What is expected: Where does the word "false" appear in the entries below? Copy each line that holds it.

Website and app data records:

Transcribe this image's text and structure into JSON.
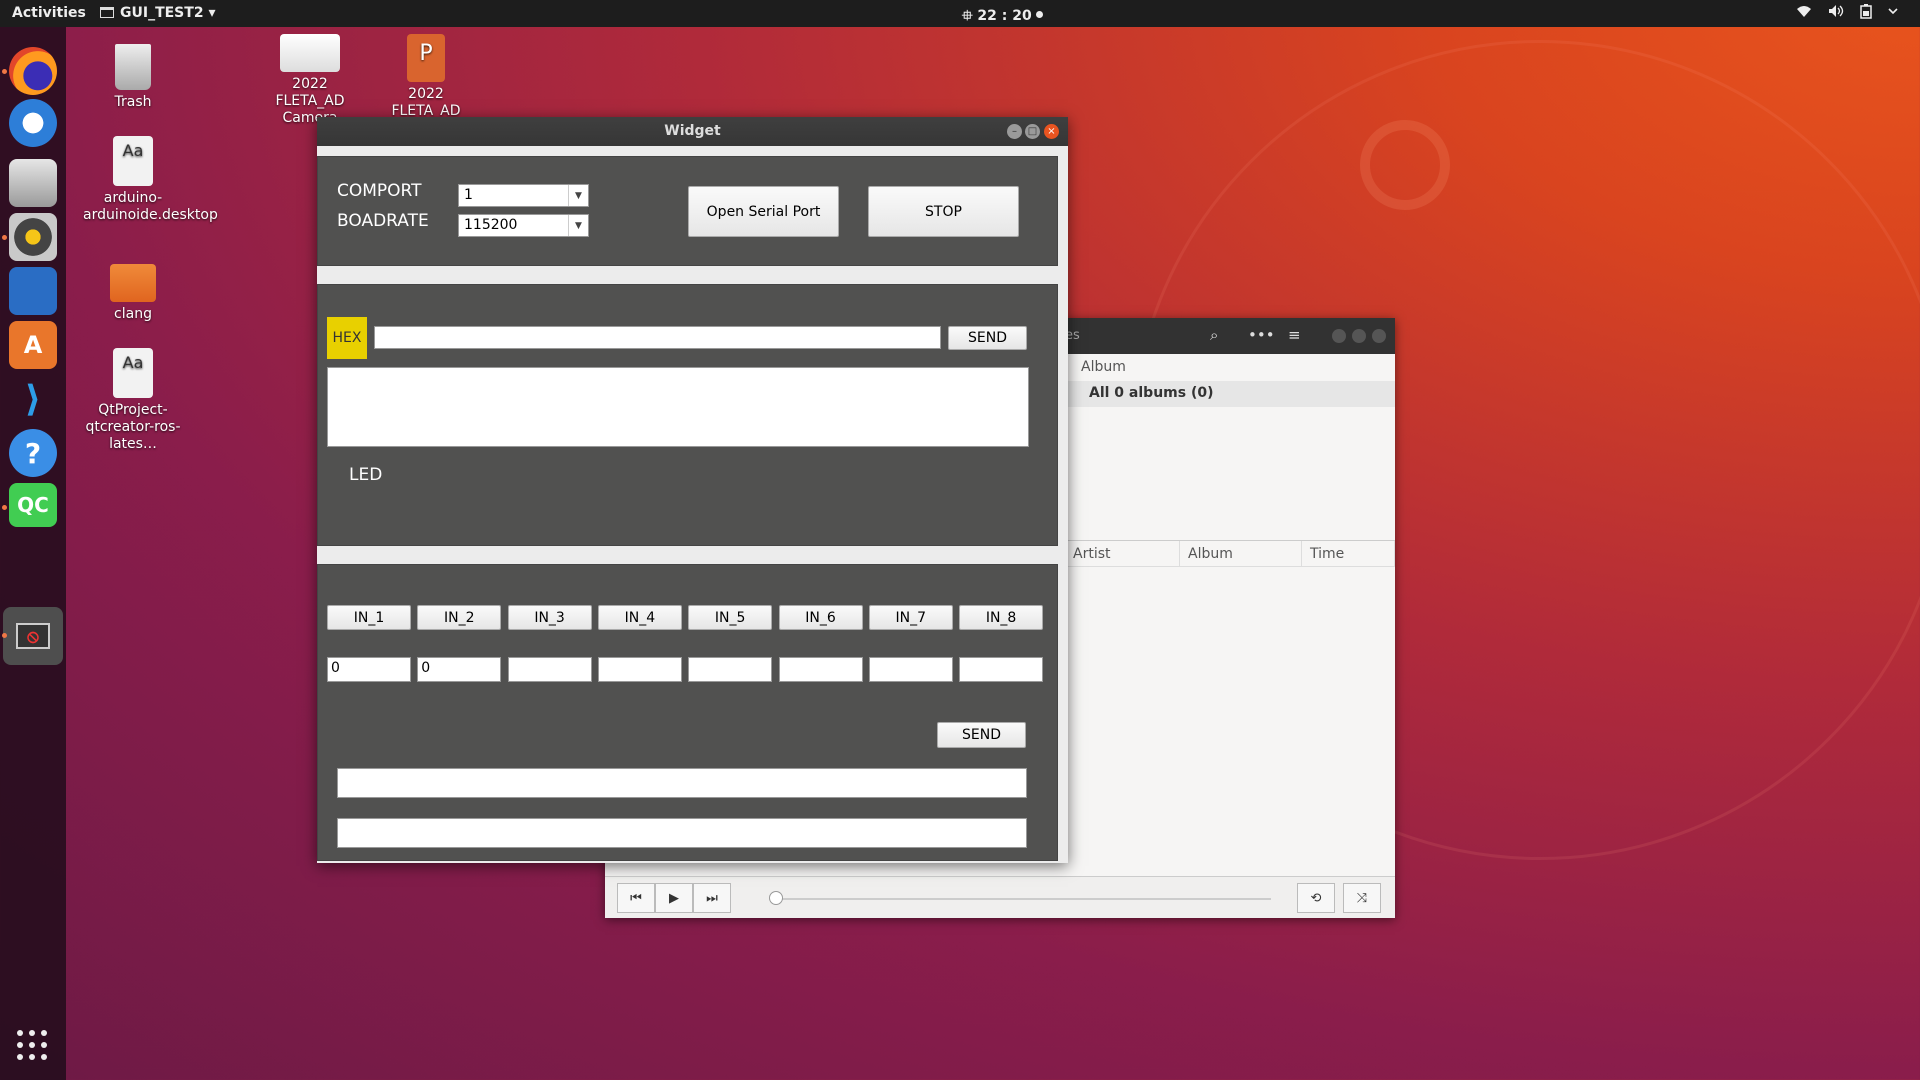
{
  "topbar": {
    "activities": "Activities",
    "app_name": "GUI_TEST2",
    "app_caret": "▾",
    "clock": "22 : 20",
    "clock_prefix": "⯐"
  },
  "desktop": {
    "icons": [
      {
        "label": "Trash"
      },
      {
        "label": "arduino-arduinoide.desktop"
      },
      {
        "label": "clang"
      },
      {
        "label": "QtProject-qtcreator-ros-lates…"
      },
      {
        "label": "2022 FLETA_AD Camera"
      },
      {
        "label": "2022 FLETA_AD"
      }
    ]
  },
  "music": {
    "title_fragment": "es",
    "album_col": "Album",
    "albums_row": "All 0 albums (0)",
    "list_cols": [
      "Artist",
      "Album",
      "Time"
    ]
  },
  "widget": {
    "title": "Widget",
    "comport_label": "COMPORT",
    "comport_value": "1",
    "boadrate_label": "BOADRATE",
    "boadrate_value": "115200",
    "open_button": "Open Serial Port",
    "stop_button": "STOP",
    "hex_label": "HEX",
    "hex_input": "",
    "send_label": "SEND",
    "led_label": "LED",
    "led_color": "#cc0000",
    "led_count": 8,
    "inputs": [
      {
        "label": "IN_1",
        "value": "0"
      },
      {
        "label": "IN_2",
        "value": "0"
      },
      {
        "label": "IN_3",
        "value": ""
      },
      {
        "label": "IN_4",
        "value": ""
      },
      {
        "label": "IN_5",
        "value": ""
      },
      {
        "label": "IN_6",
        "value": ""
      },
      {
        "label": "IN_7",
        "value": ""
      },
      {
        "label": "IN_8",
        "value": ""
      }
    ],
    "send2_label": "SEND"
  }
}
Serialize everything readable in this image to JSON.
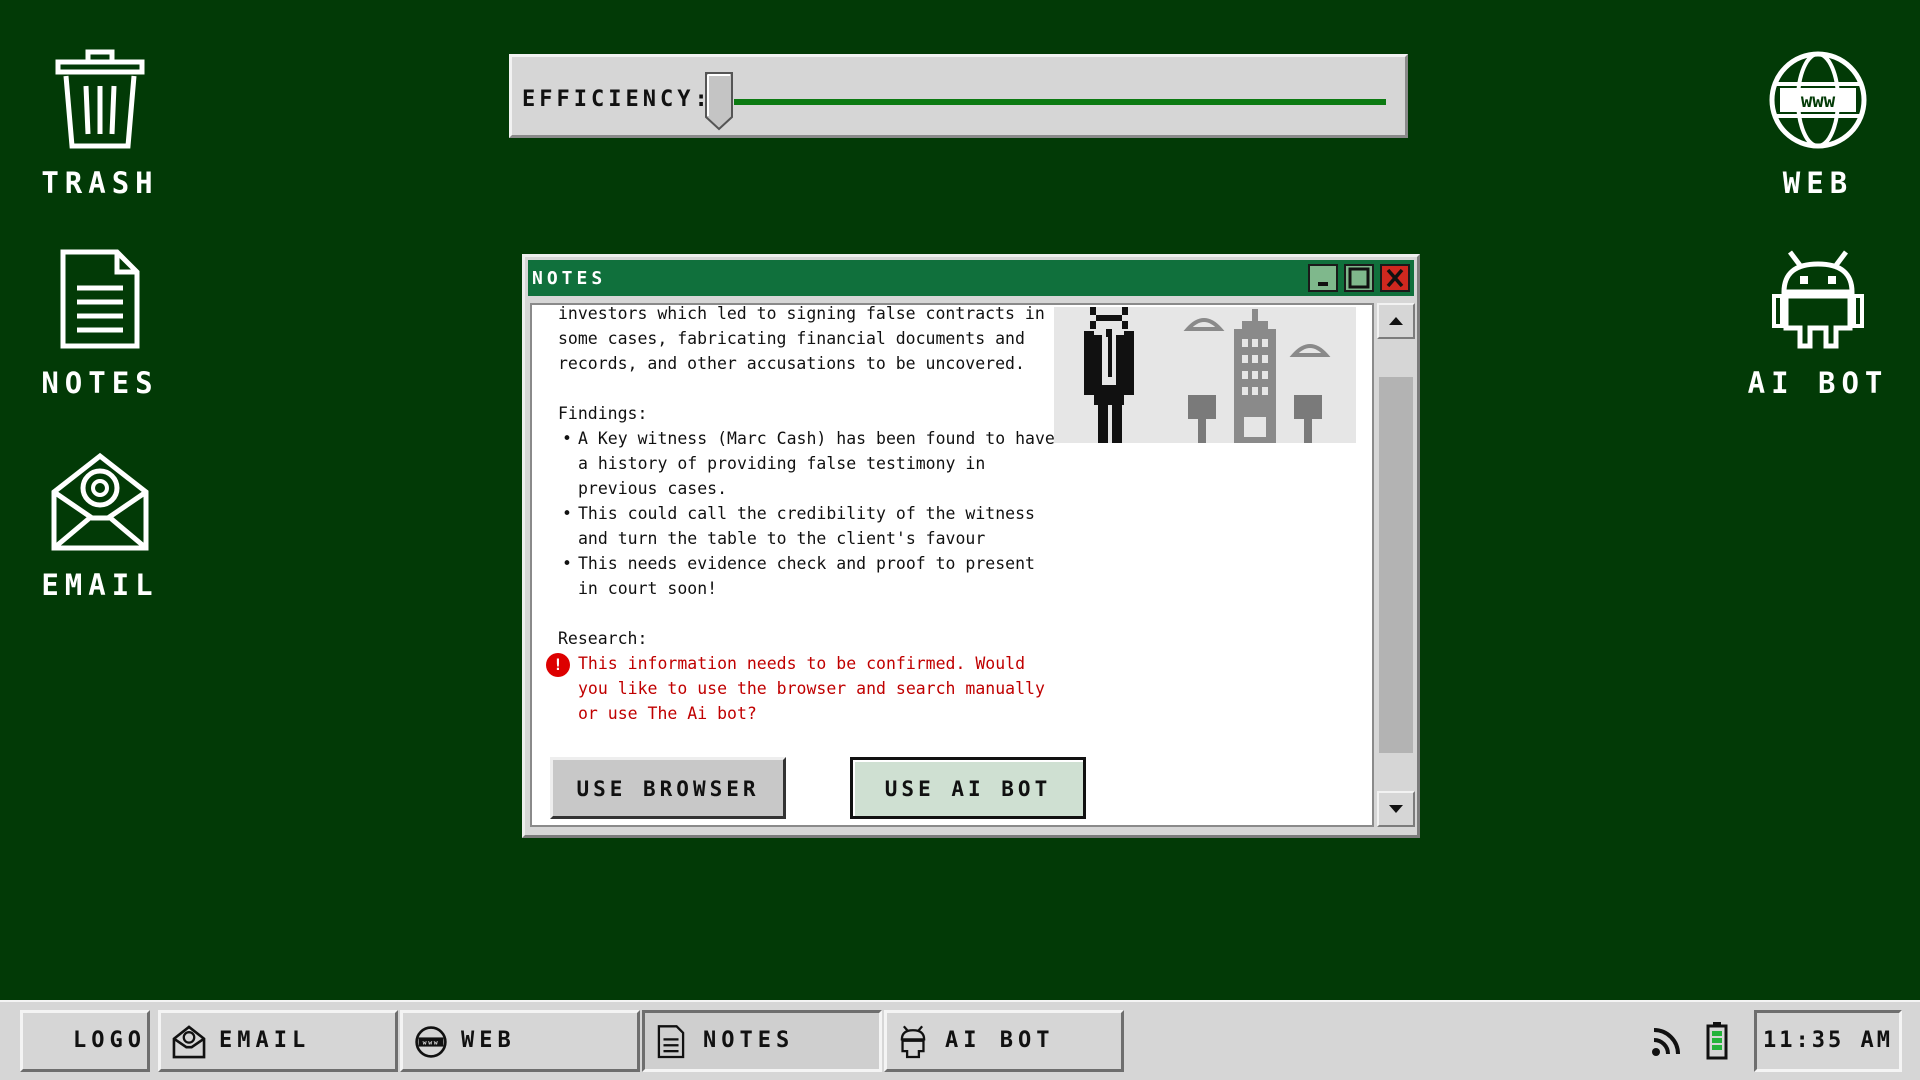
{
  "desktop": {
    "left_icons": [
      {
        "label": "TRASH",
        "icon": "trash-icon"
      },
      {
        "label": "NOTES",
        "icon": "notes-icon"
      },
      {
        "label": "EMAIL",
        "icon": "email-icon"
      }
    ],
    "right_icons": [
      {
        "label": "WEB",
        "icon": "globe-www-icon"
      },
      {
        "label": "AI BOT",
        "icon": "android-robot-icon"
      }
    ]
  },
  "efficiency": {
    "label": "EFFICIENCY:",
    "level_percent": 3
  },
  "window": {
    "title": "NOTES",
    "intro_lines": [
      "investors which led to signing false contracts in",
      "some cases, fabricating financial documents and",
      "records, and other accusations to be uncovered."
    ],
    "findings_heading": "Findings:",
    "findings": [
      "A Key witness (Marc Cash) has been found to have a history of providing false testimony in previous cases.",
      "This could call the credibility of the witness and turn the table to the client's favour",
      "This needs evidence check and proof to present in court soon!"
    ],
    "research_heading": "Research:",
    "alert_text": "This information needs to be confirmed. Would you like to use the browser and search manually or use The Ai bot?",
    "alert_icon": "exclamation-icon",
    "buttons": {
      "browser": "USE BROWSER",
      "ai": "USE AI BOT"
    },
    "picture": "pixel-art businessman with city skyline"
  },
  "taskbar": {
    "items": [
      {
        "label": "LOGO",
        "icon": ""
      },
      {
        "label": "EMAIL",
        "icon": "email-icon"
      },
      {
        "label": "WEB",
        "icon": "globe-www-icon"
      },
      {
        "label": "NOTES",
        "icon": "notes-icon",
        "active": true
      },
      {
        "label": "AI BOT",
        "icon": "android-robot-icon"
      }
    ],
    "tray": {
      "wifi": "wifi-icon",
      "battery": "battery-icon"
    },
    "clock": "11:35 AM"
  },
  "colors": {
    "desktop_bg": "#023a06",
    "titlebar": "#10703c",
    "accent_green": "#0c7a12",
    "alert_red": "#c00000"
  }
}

Solution to this task:
      "investors which led to signing false contracts in",
      "A Key witness (Marc Cash) has been found to have a history of providing false testimony in previous cases.",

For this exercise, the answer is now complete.